> **WORK ORDER**
Leave the images behind and copy every record exactly.

> **RECORDS FOR THIS EXERCISE**
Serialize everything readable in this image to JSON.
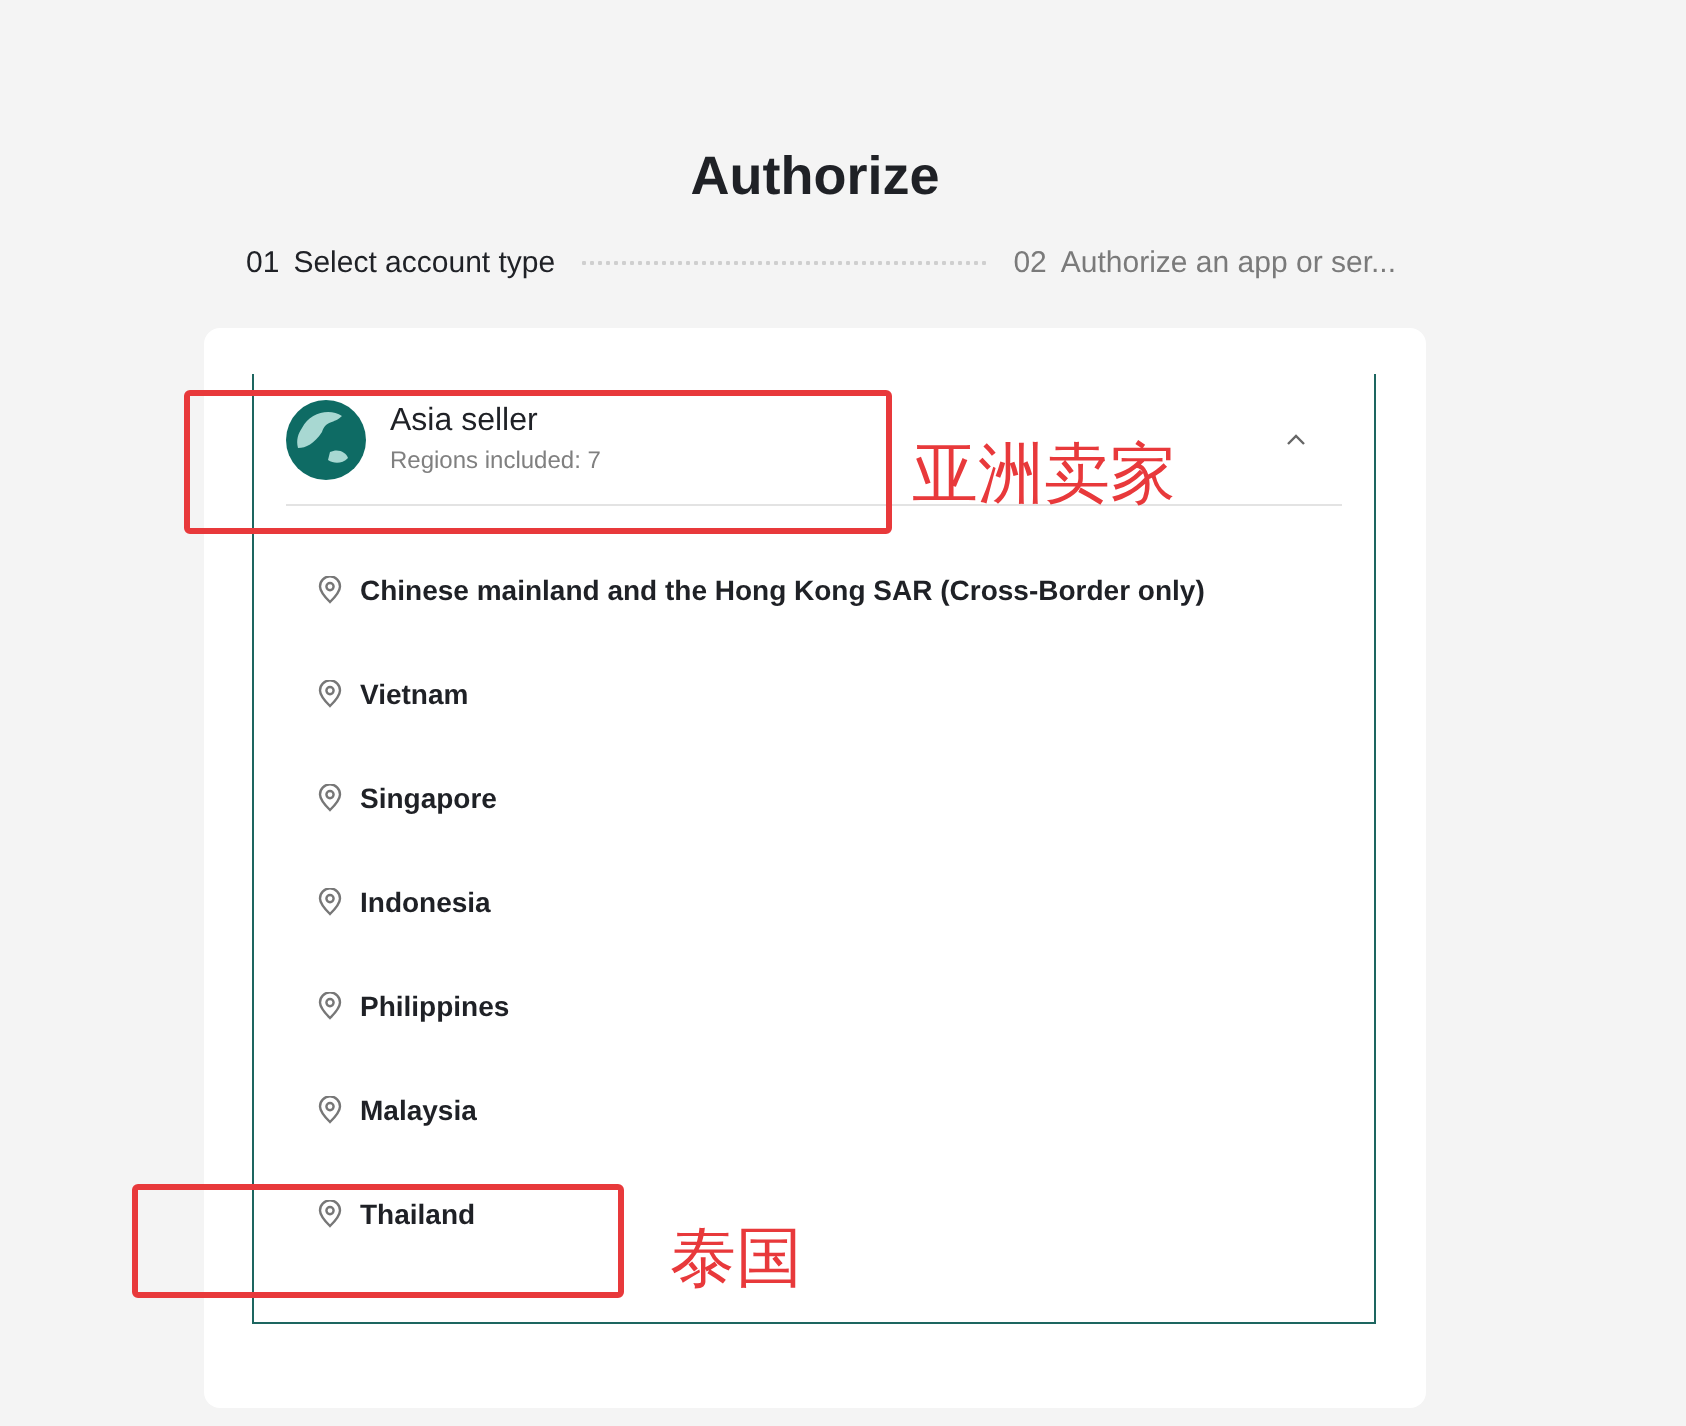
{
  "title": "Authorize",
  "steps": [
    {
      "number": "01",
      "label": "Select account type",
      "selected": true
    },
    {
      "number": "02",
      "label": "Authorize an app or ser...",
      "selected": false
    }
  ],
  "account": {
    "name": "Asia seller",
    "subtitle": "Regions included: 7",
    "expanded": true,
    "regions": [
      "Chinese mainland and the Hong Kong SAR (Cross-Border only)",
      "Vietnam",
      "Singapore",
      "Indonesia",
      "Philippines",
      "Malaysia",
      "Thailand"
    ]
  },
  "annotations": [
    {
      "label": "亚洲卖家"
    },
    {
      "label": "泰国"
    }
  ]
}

> **SOLUTION FOR THIS EXERCISE**
Serialize everything readable in this image to JSON.
{
  "title": "Authorize",
  "steps": [
    {
      "number": "01",
      "label": "Select account type",
      "selected": true
    },
    {
      "number": "02",
      "label": "Authorize an app or ser...",
      "selected": false
    }
  ],
  "account": {
    "name": "Asia seller",
    "subtitle": "Regions included: 7",
    "expanded": true,
    "regions": [
      "Chinese mainland and the Hong Kong SAR (Cross-Border only)",
      "Vietnam",
      "Singapore",
      "Indonesia",
      "Philippines",
      "Malaysia",
      "Thailand"
    ]
  },
  "annotations": [
    {
      "label": "亚洲卖家"
    },
    {
      "label": "泰国"
    }
  ]
}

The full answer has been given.